Niemann D, Bertsche A, et al. A prospective three-step intervention study to prevent medication errors in drug handling in paediatric care. Journal of Clinical Nursing. 2015;24:101-14.
The United States has a higher infant mortality rate than many other developed countries. 6.1 of every 1000 babies born in the U.S. dies within their first 12 months of life, not including miscarriages or stillbirths. The leading causes of death in this country are preterm births (when the baby is born before the 37th week of the pregnancy), sudden infant death syndrome (SIDS), or low birth weight. These deaths aren’t caused by a single factor, but a multitude of them. Pharmacists can impact society more than they know by informing the population of the factors that contribute to infant mortality and hopefully reduce their frequency.
For example, tobacco use during pregnancy increases the likelihood of all of the leading causes of infant death in the U.S. in addition to birth defects. Both smoking and smokeless tobacco have affects on the baby even after it is born and can lead to complications. Pharmacists can intervene by providing information and advice on smoking cessation as well as recommend products to help mothers quit. Alcohol, illicit drugs, and marijuana all can have deleterious affects as well, and pharmacists can spread knowledge about these too.

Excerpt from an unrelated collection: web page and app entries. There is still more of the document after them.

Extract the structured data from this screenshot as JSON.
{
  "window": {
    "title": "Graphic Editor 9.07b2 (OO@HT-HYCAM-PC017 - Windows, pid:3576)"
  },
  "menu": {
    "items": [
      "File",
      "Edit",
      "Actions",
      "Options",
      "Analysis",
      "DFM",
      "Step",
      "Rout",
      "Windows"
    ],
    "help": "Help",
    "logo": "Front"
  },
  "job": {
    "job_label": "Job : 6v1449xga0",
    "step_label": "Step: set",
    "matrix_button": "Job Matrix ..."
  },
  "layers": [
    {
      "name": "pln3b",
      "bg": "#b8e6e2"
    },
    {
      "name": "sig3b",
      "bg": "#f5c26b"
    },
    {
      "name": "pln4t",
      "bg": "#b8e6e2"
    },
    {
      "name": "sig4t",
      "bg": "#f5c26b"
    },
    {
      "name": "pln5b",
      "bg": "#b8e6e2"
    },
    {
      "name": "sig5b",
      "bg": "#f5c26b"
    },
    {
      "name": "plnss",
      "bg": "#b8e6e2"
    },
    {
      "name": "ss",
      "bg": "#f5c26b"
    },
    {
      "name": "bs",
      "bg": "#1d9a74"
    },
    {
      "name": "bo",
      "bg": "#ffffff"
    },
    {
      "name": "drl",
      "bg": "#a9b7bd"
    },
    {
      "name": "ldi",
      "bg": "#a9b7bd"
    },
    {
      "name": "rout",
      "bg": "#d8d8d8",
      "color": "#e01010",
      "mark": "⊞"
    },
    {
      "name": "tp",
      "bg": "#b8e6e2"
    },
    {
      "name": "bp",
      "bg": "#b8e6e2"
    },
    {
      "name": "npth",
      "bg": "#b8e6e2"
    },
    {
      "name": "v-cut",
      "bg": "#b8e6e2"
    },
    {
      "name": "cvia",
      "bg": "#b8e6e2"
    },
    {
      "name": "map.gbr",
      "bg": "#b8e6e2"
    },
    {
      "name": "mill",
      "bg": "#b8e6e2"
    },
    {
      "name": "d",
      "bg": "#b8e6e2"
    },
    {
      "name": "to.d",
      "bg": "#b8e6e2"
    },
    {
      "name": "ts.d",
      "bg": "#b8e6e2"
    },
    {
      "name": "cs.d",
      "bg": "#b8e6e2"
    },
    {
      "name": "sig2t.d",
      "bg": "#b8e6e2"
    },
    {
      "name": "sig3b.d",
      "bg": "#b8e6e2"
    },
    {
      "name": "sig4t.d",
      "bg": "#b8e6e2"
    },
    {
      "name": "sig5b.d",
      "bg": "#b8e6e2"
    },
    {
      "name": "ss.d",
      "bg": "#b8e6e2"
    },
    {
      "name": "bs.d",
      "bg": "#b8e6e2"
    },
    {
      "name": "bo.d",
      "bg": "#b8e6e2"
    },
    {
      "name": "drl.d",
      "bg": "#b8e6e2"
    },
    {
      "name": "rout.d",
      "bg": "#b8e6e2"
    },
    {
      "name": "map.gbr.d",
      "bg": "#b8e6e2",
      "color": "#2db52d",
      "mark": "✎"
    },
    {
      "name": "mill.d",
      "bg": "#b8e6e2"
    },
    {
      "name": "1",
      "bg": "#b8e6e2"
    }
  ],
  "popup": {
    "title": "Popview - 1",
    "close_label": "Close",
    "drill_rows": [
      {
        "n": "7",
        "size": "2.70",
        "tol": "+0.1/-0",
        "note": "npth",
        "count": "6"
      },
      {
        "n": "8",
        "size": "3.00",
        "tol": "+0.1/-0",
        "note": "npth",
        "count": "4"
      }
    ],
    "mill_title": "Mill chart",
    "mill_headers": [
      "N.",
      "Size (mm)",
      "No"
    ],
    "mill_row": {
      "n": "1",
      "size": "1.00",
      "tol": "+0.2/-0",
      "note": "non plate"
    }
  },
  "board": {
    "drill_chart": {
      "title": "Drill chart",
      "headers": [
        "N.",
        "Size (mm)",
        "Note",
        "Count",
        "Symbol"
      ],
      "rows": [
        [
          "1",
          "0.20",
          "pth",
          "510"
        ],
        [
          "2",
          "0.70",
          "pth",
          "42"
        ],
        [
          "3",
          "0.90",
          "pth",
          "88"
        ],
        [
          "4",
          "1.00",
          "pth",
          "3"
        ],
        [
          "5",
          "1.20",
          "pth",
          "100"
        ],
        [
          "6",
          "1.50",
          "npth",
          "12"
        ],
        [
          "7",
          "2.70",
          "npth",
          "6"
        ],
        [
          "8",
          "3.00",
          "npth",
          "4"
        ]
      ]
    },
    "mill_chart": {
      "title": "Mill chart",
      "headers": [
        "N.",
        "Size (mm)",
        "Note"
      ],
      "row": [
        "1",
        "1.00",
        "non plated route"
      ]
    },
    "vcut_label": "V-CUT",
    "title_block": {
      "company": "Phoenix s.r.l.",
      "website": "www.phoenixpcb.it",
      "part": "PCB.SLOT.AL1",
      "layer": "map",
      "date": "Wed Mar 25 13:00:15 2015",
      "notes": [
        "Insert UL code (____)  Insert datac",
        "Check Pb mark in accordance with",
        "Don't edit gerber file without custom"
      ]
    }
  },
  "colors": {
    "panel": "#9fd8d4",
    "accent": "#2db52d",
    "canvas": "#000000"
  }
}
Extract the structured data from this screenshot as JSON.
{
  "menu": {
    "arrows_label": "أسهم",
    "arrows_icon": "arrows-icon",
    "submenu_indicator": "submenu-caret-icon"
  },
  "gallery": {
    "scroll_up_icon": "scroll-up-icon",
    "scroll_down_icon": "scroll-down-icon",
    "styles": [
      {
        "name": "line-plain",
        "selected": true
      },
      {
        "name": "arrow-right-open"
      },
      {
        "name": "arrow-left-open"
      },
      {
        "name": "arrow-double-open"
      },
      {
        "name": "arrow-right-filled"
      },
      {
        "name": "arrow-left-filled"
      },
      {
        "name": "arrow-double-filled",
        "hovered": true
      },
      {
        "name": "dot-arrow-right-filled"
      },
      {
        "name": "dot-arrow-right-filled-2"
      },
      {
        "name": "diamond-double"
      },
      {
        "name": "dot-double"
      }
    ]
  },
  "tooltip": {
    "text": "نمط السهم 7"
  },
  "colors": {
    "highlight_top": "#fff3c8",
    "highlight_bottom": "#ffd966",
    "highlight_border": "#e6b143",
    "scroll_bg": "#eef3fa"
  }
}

Vaccines are also highly recommended to pregnant women to prevent infants from susceptibility to those diseases and infections. The inactive forms are preferred and can range from flu to tetanus. Pharmacists can educate their pregnant patients as well as administer these immunizations to prevent death from preventable causes.
Pharmacists can also inform the public on the advantages of breastfeeding, for instance babies who are breast fed have a lower risk of death due to SIDS. Critical vitamins during pregnancy are another counseling point for pharmacists.
Overall, including pharmacists in the education of mothers during and after pregnancy can and should have a profound effect. Together with their inter-professional health team, they can reduce infant mortality rates by informing the public on preventable actions that cause infant death.
DiPietro Mager N. Preventing infant mortality: Pharmacists’ call to action. JAPhA. 2016;56(1):82-87